■ **Aim of the task**
Extract all lines in the data that contain the word "magazyny".

(Records excerpted from a collection)

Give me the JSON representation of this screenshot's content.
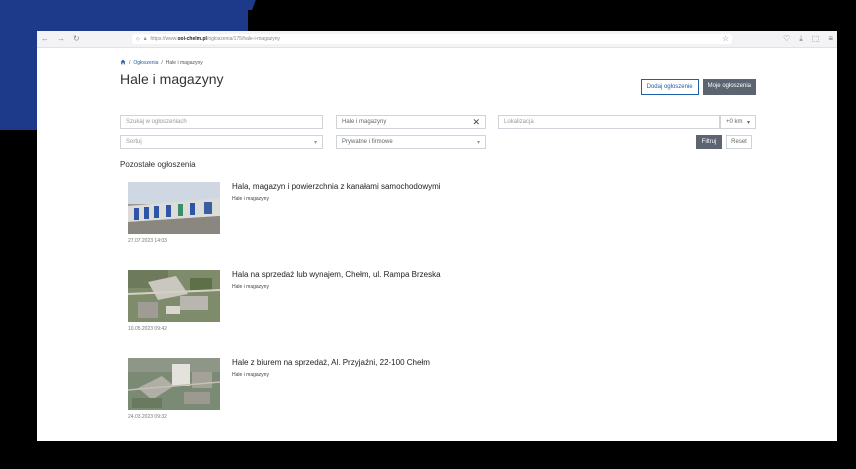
{
  "browser": {
    "url_prefix": "https://www.",
    "url_domain": "ooi-chelm.pl",
    "url_path": "/ogloszenia/175/hale-i-magazyny"
  },
  "breadcrumb": {
    "link": "Ogłoszenia",
    "separator1": "/",
    "separator2": "/",
    "current": "Hale i magazyny"
  },
  "page_title": "Hale i magazyny",
  "header_buttons": {
    "add": "Dodaj ogłoszenie",
    "mine": "Moje ogłoszenia"
  },
  "filters": {
    "search_placeholder": "Szukaj w ogłoszeniach",
    "category_value": "Hale i magazyny",
    "location_placeholder": "Lokalizacja",
    "radius": "+0 km",
    "sort_placeholder": "Sortuj",
    "type_value": "Prywatne i firmowe",
    "filter_button": "Filtruj",
    "reset_button": "Reset"
  },
  "section_title": "Pozostałe ogłoszenia",
  "listings": [
    {
      "title": "Hala, magazyn i powierzchnia z kanałami samochodowymi",
      "category": "Hale i magazyny",
      "date": "27.07.2023 14:03"
    },
    {
      "title": "Hala na sprzedaż lub wynajem, Chełm, ul. Rampa Brzeska",
      "category": "Hale i magazyny",
      "date": "10.05.2023 09:42"
    },
    {
      "title": "Hale z biurem na sprzedaż, Al. Przyjaźni, 22-100 Chełm",
      "category": "Hale i magazyny",
      "date": "24.03.2023 09:32"
    }
  ],
  "icons": {
    "home": "home-icon",
    "clear": "close-icon",
    "dropdown": "chevron-down-icon"
  },
  "colors": {
    "accent": "#1f5fa8",
    "dark_button": "#5b6470",
    "frame_blue": "#1d3a8a"
  }
}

■ **Result for this task**
    "url_path": "/ogloszenia/175/hale-i-magazyny"
    "current": "Hale i magazyny"
  "page_title": "Hale i magazyny",
    "category_value": "Hale i magazyny",
      "category": "Hale i magazyny",
      "category": "Hale i magazyny",
      "category": "Hale i magazyny",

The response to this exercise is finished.